How are you segmenting your B2B emails to make them most relevant to your users?
What measurement techniques are you using to track lead generation?
Forrester’s Consumer Technographics® is growing! And we have just filled in a big space in our global map with Russian Technographics. There is probably no need to explain why Russia is an important market. It has a population of 140 million, with almost three-quarters living in urban areas. Russian consumers have the highest disposable income out of all BRIC markets, and cities like Moscow and St Petersburg are full of well-educated, Western-oriented consumers whose income is around three times the national average. Apart from demographics, there are other factors that make Russian consumers appealing, interesting, and unique:
Their love for technology. According to Forrester Technographics segmentation, 60% of Russians are technology optimists. To put this in perspective, this is considerably higher than any other European markets we survey. Already, 65% have a home PC, and Internet penetration has reached 56%. Broadband adoption is lagging behind at 37%;these numbers are below the European average. However, where Russians are missing on the PC ownership and Internet connection, they compensate with mobile phones: Almost every urban Russian today owns a mobile phone, and almost one in five use the mobile Internet.
Change is the only constant. This truism is one of the reasons why web intelligence is so much fun to cover at Forrester Research. Web analytics, site optimization, mobile measurement, and the online marketing suite are constantly evolving, which is not only fascinating but will - one would hope - lead to increasingly productive and relevant marketing.
The market moved again yesterday, as Hubspot announced the acquisition of Performable. You can read the official Hubspot announcement here and the matching Performable announcement here. I had the opportunity this morning to speak with Hubspot's Kirsten Knipp to learn more about the transaction. The terms of the transaction are undisclosed, but clearly Hubspot is feeling empowered in the wake of their recent funding round. The entire Performable team is staying on board, and it appears to be a very collegial meeting of the minds; Performable CEO David Cancel and Hubspot CTO Dharmesh Shah have known one another for several years.

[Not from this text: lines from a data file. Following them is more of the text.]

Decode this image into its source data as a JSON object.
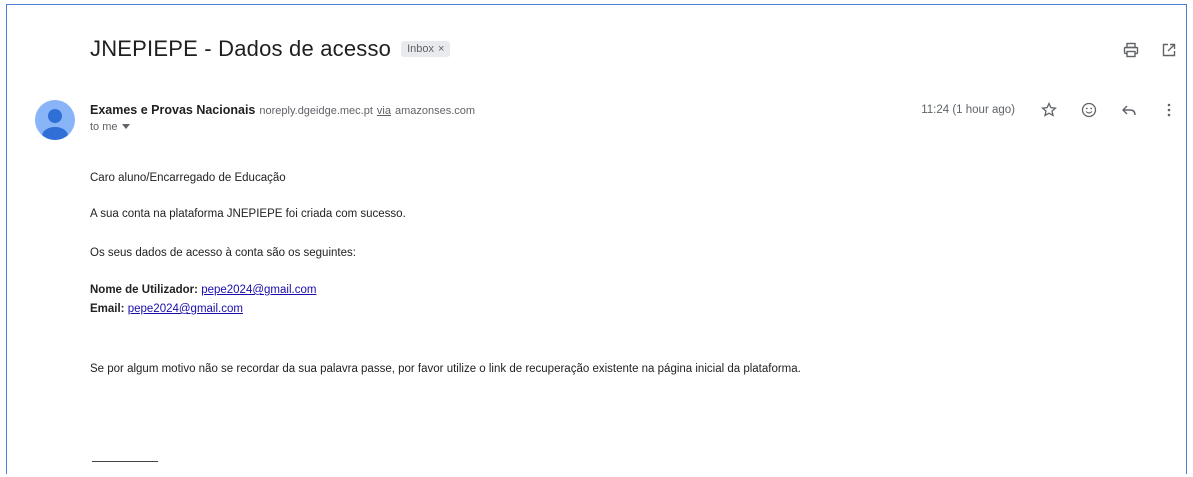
{
  "email": {
    "subject": "JNEPIEPE - Dados de acesso",
    "label": "Inbox",
    "sender_name": "Exames e Provas Nacionais",
    "sender_email": "noreply.dgeidge.mec.pt",
    "via_word": "via",
    "via_domain": "amazonses.com",
    "recipient_line": "to me",
    "timestamp": "11:24 (1 hour ago)",
    "body": {
      "greeting": "Caro aluno/Encarregado de Educação",
      "line1": "A sua conta na plataforma JNEPIEPE foi criada com sucesso.",
      "line2": "Os seus dados de acesso à conta são os seguintes:",
      "username_label": "Nome de Utilizador:",
      "username_value": "pepe2024@gmail.com",
      "email_label": "Email:",
      "email_value": "pepe2024@gmail.com",
      "recovery_note": "Se por algum motivo não se recordar da sua palavra passe, por favor utilize o link de recuperação existente na página inicial da plataforma."
    }
  },
  "icons": {
    "print": "print-icon",
    "open_new": "open-in-new-window-icon",
    "star": "star-icon",
    "emoji": "emoji-react-icon",
    "reply": "reply-icon",
    "more": "more-vertical-icon",
    "dropdown": "chevron-down-icon",
    "label_close": "close-icon"
  },
  "colors": {
    "border_accent": "#4a7fd4",
    "avatar_bg": "#8ab4f8",
    "link": "#1a0dab"
  }
}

Mobile apps are undoubtedly cool, and executives at leading online retailers have been mandating a presence of their brand in the Apple and Android app stores, but eBusiness professionals must focus on building a cohesive mobile strategy that clearly identifies the case and role for apps within their organizations. Apps are great ways to engage with your customers, but will they deliver incremental revenue above and beyond what the mobile Web is already doing? In her recent mobile commerce forecast, Sucharita Mulpuru explains that mobile commerce is set to transform retail, despite only accounting for 2% of online web sales today. In my new report The State Of Mobile Commerce Apps, I peel back the covers on the hype and take a serious look at why, when, and how eBusiness professionals should approach their mobile app strategy. Some of the issues I explore include:
The mobile web versus app debate. The debate is irrelevant, consumers are using both in equal measures; however, developing an app for apps' sake is missing the point and will only disappoint your customers. eBusiness professionals must develop unique app experiences that deliver multichannel innovations and raise the engagement of the consumer with your brand.
Keeping up with the explosion of consumer touchpoints. Having an iPhone app was the priority back in 2010, but in 2011 many eBusinesses are adding Android, iPad, and Windows Phone 7 apps. The opportunity for apps also extends beyond the consumer. Retailers are investing in apps for store associates empowered with mobile devices, in-store kiosks, and interactive TV.